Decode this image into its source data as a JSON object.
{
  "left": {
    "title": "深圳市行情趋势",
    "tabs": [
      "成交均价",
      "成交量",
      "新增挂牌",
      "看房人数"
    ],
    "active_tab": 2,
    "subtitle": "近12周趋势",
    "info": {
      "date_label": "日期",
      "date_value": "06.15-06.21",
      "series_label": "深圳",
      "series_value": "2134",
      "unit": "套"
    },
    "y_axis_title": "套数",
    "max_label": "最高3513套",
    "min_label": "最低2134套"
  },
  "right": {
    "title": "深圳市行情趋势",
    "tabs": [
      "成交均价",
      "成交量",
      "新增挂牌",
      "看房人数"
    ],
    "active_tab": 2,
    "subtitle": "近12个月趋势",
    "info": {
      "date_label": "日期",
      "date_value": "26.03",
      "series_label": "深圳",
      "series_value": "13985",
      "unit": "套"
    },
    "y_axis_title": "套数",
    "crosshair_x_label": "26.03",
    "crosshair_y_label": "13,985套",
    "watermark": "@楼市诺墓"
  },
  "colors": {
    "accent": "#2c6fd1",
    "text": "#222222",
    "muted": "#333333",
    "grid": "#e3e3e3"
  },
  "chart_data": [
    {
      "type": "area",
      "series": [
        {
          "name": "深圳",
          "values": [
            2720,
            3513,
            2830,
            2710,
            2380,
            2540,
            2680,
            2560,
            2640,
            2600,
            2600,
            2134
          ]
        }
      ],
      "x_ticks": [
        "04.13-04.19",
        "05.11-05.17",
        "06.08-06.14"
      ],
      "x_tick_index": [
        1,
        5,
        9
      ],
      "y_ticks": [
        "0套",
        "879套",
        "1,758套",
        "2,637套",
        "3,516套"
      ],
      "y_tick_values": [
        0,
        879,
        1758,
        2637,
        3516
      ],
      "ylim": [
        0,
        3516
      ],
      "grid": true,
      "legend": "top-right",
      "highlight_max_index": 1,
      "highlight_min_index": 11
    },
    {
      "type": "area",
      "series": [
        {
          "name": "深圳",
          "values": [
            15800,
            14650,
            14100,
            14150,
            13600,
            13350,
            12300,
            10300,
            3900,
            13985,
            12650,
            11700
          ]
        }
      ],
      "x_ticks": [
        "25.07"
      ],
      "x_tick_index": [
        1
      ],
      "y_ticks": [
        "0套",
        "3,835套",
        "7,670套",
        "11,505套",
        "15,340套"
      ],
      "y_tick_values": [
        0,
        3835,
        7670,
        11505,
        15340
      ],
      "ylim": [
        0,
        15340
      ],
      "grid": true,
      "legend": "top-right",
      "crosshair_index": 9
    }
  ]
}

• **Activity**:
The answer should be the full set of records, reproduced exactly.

• **Answer area**:
Decode this image into its source data as a JSON object.
{
  "left": {
    "title": "深圳市行情趋势",
    "tabs": [
      "成交均价",
      "成交量",
      "新增挂牌",
      "看房人数"
    ],
    "active_tab": 2,
    "subtitle": "近12周趋势",
    "info": {
      "date_label": "日期",
      "date_value": "06.15-06.21",
      "series_label": "深圳",
      "series_value": "2134",
      "unit": "套"
    },
    "y_axis_title": "套数",
    "max_label": "最高3513套",
    "min_label": "最低2134套"
  },
  "right": {
    "title": "深圳市行情趋势",
    "tabs": [
      "成交均价",
      "成交量",
      "新增挂牌",
      "看房人数"
    ],
    "active_tab": 2,
    "subtitle": "近12个月趋势",
    "info": {
      "date_label": "日期",
      "date_value": "26.03",
      "series_label": "深圳",
      "series_value": "13985",
      "unit": "套"
    },
    "y_axis_title": "套数",
    "crosshair_x_label": "26.03",
    "crosshair_y_label": "13,985套",
    "watermark": "@楼市诺墓"
  },
  "colors": {
    "accent": "#2c6fd1",
    "text": "#222222",
    "muted": "#333333",
    "grid": "#e3e3e3"
  },
  "chart_data": [
    {
      "type": "area",
      "series": [
        {
          "name": "深圳",
          "values": [
            2720,
            3513,
            2830,
            2710,
            2380,
            2540,
            2680,
            2560,
            2640,
            2600,
            2600,
            2134
          ]
        }
      ],
      "x_ticks": [
        "04.13-04.19",
        "05.11-05.17",
        "06.08-06.14"
      ],
      "x_tick_index": [
        1,
        5,
        9
      ],
      "y_ticks": [
        "0套",
        "879套",
        "1,758套",
        "2,637套",
        "3,516套"
      ],
      "y_tick_values": [
        0,
        879,
        1758,
        2637,
        3516
      ],
      "ylim": [
        0,
        3516
      ],
      "grid": true,
      "legend": "top-right",
      "highlight_max_index": 1,
      "highlight_min_index": 11
    },
    {
      "type": "area",
      "series": [
        {
          "name": "深圳",
          "values": [
            15800,
            14650,
            14100,
            14150,
            13600,
            13350,
            12300,
            10300,
            3900,
            13985,
            12650,
            11700
          ]
        }
      ],
      "x_ticks": [
        "25.07"
      ],
      "x_tick_index": [
        1
      ],
      "y_ticks": [
        "0套",
        "3,835套",
        "7,670套",
        "11,505套",
        "15,340套"
      ],
      "y_tick_values": [
        0,
        3835,
        7670,
        11505,
        15340
      ],
      "ylim": [
        0,
        15340
      ],
      "grid": true,
      "legend": "top-right",
      "crosshair_index": 9
    }
  ]
}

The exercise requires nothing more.